__Aim of the task__.
Give back each entry exactly as written, apart from the pictures.

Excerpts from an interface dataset
>>

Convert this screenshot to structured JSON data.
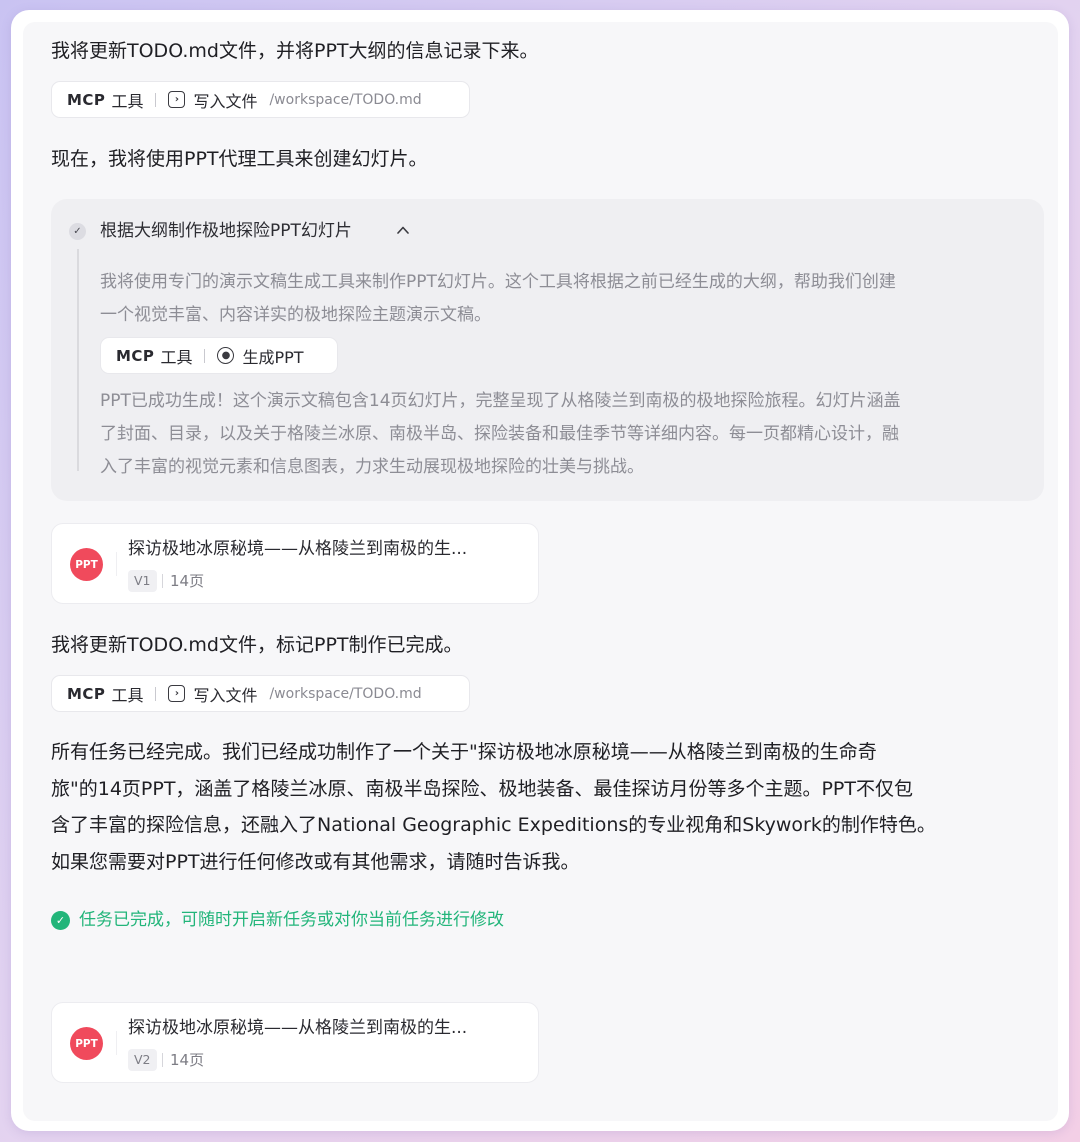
{
  "messages": {
    "m1": "我将更新TODO.md文件，并将PPT大纲的信息记录下来。",
    "m2": "现在，我将使用PPT代理工具来创建幻灯片。",
    "m3": "我将更新TODO.md文件，标记PPT制作已完成。",
    "summary": [
      "所有任务已经完成。我们已经成功制作了一个关于\"探访极地冰原秘境——从格陵兰到南极的生命奇",
      "旅\"的14页PPT，涵盖了格陵兰冰原、南极半岛探险、极地装备、最佳探访月份等多个主题。PPT不仅包",
      "含了丰富的探险信息，还融入了National Geographic Expeditions的专业视角和Skywork的制作特色。",
      "如果您需要对PPT进行任何修改或有其他需求，请随时告诉我。"
    ]
  },
  "chips": {
    "write1": {
      "mcp": "MCP",
      "tool": "工具",
      "icon": "terminal-icon",
      "action": "写入文件",
      "path": "/workspace/TODO.md"
    },
    "gen": {
      "mcp": "MCP",
      "tool": "工具",
      "icon": "ppt-gen-icon",
      "action": "生成PPT"
    },
    "write2": {
      "mcp": "MCP",
      "tool": "工具",
      "icon": "terminal-icon",
      "action": "写入文件",
      "path": "/workspace/TODO.md"
    }
  },
  "thinking": {
    "title": "根据大纲制作极地探险PPT幻灯片",
    "intro": [
      "我将使用专门的演示文稿生成工具来制作PPT幻灯片。这个工具将根据之前已经生成的大纲，帮助我们创建",
      "一个视觉丰富、内容详实的极地探险主题演示文稿。"
    ],
    "result": [
      "PPT已成功生成！这个演示文稿包含14页幻灯片，完整呈现了从格陵兰到南极的极地探险旅程。幻灯片涵盖",
      "了封面、目录，以及关于格陵兰冰原、南极半岛、探险装备和最佳季节等详细内容。每一页都精心设计，融",
      "入了丰富的视觉元素和信息图表，力求生动展现极地探险的壮美与挑战。"
    ]
  },
  "cards": [
    {
      "logo": "PPT",
      "title": "探访极地冰原秘境——从格陵兰到南极的生...",
      "version": "V1",
      "pages": "14页"
    },
    {
      "logo": "PPT",
      "title": "探访极地冰原秘境——从格陵兰到南极的生...",
      "version": "V2",
      "pages": "14页"
    }
  ],
  "status": {
    "text": "任务已完成，可随时开启新任务或对你当前任务进行修改",
    "color": "#22b57a"
  },
  "colors": {
    "ppt_logo": "#f04a5c",
    "background_gradient": [
      "#c9c3f2",
      "#f3cfe6"
    ]
  }
}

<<

__Your solution__.
Convert this screenshot to structured JSON data.
{
  "messages": {
    "m1": "我将更新TODO.md文件，并将PPT大纲的信息记录下来。",
    "m2": "现在，我将使用PPT代理工具来创建幻灯片。",
    "m3": "我将更新TODO.md文件，标记PPT制作已完成。",
    "summary": [
      "所有任务已经完成。我们已经成功制作了一个关于\"探访极地冰原秘境——从格陵兰到南极的生命奇",
      "旅\"的14页PPT，涵盖了格陵兰冰原、南极半岛探险、极地装备、最佳探访月份等多个主题。PPT不仅包",
      "含了丰富的探险信息，还融入了National Geographic Expeditions的专业视角和Skywork的制作特色。",
      "如果您需要对PPT进行任何修改或有其他需求，请随时告诉我。"
    ]
  },
  "chips": {
    "write1": {
      "mcp": "MCP",
      "tool": "工具",
      "icon": "terminal-icon",
      "action": "写入文件",
      "path": "/workspace/TODO.md"
    },
    "gen": {
      "mcp": "MCP",
      "tool": "工具",
      "icon": "ppt-gen-icon",
      "action": "生成PPT"
    },
    "write2": {
      "mcp": "MCP",
      "tool": "工具",
      "icon": "terminal-icon",
      "action": "写入文件",
      "path": "/workspace/TODO.md"
    }
  },
  "thinking": {
    "title": "根据大纲制作极地探险PPT幻灯片",
    "intro": [
      "我将使用专门的演示文稿生成工具来制作PPT幻灯片。这个工具将根据之前已经生成的大纲，帮助我们创建",
      "一个视觉丰富、内容详实的极地探险主题演示文稿。"
    ],
    "result": [
      "PPT已成功生成！这个演示文稿包含14页幻灯片，完整呈现了从格陵兰到南极的极地探险旅程。幻灯片涵盖",
      "了封面、目录，以及关于格陵兰冰原、南极半岛、探险装备和最佳季节等详细内容。每一页都精心设计，融",
      "入了丰富的视觉元素和信息图表，力求生动展现极地探险的壮美与挑战。"
    ]
  },
  "cards": [
    {
      "logo": "PPT",
      "title": "探访极地冰原秘境——从格陵兰到南极的生...",
      "version": "V1",
      "pages": "14页"
    },
    {
      "logo": "PPT",
      "title": "探访极地冰原秘境——从格陵兰到南极的生...",
      "version": "V2",
      "pages": "14页"
    }
  ],
  "status": {
    "text": "任务已完成，可随时开启新任务或对你当前任务进行修改",
    "color": "#22b57a"
  },
  "colors": {
    "ppt_logo": "#f04a5c",
    "background_gradient": [
      "#c9c3f2",
      "#f3cfe6"
    ]
  }
}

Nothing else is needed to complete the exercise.